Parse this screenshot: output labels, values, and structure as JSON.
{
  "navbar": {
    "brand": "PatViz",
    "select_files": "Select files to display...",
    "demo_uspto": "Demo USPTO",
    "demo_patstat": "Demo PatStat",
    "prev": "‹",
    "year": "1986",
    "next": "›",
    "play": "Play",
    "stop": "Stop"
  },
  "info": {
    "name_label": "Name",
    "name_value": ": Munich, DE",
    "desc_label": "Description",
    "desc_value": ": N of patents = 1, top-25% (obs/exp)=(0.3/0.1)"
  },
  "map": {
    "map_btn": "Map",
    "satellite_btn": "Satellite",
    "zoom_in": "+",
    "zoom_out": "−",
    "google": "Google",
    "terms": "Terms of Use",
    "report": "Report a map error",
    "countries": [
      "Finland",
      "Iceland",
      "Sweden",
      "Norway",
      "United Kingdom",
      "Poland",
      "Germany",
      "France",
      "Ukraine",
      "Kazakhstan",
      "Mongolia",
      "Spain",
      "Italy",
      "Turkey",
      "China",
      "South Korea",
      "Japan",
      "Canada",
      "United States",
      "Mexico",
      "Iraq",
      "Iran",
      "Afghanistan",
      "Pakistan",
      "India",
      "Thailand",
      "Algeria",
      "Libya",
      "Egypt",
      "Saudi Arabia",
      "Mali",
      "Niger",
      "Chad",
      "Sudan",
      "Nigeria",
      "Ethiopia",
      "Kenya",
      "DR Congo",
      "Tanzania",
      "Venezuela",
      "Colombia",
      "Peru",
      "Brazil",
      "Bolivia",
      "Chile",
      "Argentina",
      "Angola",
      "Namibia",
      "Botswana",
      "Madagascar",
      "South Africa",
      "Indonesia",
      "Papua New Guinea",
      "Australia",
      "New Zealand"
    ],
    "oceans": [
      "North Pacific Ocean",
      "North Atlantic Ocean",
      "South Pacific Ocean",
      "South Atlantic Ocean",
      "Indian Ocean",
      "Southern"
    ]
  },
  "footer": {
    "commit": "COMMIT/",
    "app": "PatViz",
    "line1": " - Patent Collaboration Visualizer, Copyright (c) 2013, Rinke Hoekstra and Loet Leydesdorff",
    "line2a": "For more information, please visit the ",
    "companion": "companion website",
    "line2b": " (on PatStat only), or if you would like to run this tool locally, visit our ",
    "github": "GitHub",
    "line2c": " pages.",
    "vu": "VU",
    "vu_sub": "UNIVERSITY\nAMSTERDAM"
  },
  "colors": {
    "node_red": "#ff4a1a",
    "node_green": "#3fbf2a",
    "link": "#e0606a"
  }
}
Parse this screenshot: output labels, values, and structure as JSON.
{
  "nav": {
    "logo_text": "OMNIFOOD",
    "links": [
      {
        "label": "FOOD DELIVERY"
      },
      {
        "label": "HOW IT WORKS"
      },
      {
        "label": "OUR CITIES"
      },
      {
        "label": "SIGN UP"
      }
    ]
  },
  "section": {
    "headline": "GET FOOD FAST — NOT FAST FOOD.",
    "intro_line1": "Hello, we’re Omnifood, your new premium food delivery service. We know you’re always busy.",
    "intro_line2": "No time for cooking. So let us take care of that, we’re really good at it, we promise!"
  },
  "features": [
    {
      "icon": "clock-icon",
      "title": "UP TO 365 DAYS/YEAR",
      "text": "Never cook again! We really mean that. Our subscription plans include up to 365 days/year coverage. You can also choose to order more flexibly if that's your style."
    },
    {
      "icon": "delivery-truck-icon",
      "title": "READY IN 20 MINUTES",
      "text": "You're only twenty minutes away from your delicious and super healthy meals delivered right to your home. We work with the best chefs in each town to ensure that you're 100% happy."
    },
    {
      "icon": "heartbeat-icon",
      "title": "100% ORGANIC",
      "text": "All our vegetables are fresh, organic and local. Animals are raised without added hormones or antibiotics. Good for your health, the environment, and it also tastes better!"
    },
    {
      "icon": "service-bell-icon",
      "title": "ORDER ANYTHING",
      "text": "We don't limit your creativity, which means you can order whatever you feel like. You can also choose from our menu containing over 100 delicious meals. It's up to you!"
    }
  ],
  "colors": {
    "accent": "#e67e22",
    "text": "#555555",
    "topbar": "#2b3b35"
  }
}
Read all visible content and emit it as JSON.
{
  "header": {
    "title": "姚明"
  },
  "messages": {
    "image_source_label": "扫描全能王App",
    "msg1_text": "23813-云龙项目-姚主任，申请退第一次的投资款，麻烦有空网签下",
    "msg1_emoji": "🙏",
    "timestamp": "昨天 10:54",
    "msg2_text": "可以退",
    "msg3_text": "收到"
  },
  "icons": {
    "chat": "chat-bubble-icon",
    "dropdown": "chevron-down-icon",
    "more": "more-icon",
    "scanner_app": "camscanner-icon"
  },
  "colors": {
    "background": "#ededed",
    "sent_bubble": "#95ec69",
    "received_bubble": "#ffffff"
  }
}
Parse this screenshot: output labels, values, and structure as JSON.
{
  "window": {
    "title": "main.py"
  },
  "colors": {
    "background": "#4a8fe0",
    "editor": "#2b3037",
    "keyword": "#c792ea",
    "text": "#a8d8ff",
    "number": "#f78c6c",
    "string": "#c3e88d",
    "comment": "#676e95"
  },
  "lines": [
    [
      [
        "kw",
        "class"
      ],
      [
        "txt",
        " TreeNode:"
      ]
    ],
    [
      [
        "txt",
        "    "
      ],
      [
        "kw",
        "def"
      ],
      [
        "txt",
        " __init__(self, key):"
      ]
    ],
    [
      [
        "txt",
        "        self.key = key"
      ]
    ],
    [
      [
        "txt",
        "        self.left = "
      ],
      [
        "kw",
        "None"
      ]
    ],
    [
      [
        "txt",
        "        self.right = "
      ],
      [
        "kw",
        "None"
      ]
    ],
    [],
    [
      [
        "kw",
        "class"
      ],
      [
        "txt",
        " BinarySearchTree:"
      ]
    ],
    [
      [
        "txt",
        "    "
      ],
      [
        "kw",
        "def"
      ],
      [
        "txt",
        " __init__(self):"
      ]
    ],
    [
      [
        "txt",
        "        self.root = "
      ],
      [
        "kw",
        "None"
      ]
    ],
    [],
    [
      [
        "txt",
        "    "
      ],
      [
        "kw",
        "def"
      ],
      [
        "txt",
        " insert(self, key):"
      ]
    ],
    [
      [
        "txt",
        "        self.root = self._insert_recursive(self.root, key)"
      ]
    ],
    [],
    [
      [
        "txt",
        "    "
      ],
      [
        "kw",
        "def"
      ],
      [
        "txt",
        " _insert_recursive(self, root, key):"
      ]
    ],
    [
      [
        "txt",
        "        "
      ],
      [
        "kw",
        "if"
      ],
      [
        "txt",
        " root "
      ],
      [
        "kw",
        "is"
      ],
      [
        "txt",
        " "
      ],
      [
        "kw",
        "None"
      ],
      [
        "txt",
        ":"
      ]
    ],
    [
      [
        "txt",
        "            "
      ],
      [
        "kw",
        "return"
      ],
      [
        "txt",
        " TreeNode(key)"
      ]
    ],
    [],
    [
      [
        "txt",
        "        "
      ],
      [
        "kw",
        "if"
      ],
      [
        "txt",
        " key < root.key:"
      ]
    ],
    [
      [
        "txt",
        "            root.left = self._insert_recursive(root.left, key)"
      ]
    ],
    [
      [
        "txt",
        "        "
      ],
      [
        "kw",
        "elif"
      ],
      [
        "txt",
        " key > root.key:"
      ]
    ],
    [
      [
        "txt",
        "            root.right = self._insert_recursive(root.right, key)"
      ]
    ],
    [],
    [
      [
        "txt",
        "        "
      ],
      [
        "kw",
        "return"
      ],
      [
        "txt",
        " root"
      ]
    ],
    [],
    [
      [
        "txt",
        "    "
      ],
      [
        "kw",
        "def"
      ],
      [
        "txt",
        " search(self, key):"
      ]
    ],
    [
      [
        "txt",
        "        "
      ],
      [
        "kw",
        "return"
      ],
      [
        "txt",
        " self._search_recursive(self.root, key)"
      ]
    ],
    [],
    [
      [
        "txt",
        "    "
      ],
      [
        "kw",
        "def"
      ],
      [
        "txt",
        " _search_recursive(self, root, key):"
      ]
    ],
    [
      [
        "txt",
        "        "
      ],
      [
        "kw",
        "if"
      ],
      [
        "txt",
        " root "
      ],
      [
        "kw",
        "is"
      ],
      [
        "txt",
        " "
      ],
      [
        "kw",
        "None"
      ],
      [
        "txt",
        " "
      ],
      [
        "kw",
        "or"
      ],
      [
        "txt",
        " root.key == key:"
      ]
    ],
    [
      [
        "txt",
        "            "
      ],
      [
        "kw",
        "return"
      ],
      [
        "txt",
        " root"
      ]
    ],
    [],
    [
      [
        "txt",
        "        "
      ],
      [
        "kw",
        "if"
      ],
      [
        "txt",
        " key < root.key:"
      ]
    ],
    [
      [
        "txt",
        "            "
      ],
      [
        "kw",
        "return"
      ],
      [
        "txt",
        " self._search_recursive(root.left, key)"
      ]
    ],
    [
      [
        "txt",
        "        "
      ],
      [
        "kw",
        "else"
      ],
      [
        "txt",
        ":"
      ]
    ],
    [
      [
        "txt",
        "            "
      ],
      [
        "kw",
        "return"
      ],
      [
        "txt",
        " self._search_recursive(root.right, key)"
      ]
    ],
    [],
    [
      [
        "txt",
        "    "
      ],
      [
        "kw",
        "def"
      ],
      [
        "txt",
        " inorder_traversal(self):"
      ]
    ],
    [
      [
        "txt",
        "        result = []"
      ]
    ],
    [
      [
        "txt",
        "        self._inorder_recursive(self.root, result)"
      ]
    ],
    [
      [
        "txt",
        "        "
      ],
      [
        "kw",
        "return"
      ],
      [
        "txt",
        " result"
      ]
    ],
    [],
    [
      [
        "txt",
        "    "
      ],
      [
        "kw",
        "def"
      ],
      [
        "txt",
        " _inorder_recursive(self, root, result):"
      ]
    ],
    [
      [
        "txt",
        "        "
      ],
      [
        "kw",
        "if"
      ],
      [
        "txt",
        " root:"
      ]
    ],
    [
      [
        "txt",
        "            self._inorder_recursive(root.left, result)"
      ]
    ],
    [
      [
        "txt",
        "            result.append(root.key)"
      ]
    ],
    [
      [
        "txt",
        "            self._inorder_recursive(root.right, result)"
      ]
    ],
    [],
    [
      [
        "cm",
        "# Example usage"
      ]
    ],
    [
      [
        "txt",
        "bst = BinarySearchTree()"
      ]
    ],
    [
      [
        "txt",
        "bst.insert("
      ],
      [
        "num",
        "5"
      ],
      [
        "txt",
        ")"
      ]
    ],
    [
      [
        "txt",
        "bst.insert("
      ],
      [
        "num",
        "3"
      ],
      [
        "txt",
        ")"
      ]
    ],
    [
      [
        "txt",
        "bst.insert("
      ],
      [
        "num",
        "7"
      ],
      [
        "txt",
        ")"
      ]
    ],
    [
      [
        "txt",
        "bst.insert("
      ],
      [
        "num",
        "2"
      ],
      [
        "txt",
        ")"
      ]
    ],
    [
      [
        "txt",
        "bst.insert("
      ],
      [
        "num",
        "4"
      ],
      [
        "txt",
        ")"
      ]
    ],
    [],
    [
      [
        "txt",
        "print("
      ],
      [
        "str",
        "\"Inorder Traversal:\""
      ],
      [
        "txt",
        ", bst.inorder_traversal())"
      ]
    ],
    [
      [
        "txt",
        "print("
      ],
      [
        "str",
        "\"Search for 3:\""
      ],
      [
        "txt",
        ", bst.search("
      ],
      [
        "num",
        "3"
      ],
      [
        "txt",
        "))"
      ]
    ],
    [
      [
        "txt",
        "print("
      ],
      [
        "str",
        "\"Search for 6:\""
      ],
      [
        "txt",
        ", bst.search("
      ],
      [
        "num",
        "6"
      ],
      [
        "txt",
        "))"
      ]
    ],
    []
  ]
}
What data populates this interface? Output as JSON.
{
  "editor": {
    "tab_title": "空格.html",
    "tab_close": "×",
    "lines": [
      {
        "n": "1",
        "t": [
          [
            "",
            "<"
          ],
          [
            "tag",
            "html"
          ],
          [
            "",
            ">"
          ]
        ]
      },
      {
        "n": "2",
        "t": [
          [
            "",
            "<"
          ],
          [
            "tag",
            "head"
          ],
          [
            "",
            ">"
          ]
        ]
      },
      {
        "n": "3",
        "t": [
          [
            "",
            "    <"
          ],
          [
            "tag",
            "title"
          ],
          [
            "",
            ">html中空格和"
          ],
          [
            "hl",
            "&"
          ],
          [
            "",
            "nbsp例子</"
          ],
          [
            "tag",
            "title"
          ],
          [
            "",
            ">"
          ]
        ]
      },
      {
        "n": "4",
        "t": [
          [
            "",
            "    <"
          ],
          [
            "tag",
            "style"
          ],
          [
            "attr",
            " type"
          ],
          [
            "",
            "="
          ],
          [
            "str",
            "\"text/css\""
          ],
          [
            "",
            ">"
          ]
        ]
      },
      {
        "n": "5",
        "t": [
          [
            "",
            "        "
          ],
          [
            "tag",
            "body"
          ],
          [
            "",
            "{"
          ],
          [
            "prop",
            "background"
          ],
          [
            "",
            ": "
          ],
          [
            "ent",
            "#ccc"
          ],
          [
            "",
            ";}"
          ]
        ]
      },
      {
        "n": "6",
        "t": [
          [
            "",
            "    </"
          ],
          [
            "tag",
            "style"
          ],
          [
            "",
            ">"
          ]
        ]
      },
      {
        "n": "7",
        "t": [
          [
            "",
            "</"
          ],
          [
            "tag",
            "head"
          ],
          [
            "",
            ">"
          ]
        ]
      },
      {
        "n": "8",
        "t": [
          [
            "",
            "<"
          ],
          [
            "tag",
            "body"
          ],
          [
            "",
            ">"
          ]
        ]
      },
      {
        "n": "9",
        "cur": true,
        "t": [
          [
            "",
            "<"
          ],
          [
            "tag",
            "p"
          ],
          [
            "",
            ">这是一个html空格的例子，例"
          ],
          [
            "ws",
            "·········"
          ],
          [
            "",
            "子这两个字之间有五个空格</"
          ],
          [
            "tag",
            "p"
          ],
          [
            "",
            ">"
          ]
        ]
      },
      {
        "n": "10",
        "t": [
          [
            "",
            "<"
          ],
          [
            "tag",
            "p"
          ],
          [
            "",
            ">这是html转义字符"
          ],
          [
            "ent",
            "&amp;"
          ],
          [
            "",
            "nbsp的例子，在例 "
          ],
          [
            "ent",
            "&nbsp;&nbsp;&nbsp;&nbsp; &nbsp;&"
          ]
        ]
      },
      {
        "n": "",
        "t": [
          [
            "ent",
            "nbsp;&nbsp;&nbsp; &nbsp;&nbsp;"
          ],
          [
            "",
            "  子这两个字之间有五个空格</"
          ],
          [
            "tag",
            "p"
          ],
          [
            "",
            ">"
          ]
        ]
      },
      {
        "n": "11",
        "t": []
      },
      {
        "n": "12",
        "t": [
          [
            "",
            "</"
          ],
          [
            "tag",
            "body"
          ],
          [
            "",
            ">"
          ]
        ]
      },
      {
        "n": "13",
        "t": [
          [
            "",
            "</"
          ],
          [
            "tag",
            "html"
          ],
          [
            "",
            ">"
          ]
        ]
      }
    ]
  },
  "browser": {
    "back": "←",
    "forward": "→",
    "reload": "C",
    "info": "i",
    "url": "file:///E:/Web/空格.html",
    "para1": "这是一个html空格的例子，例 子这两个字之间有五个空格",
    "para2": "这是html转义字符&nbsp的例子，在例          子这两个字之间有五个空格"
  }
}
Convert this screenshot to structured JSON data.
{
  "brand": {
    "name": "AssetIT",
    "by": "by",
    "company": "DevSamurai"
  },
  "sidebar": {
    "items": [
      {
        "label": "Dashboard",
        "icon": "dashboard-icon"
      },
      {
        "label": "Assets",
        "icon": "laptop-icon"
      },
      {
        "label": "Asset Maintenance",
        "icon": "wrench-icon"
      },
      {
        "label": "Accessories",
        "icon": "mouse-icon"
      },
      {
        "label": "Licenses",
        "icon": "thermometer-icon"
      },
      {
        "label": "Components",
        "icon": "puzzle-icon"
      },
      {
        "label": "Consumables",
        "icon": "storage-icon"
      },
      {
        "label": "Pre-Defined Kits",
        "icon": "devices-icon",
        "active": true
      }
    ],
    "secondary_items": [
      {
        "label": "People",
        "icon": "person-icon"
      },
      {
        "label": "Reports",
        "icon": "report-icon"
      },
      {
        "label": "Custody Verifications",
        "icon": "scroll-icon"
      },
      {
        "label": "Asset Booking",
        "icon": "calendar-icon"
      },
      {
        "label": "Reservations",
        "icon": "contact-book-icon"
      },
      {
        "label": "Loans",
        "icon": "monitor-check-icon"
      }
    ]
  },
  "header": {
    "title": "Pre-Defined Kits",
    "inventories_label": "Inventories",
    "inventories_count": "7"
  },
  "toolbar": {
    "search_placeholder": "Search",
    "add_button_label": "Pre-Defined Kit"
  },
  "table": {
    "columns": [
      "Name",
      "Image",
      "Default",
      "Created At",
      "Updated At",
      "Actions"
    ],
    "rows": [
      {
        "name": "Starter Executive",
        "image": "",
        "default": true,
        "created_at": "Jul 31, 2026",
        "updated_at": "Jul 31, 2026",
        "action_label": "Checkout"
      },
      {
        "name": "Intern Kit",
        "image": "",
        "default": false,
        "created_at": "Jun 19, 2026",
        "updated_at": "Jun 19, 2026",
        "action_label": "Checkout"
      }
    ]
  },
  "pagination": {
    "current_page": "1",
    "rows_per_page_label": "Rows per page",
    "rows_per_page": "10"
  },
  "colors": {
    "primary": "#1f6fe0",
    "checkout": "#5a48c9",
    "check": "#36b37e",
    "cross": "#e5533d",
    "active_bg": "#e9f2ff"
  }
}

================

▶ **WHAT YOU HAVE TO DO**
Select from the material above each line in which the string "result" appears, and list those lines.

▶ **RESPONSE**
        "        result = []"
        "        self._inorder_recursive(self.root, result)"
        " result"
        " _inorder_recursive(self, root, result):"
        "            self._inorder_recursive(root.left, result)"
        "            result.append(root.key)"
        "            self._inorder_recursive(root.right, result)"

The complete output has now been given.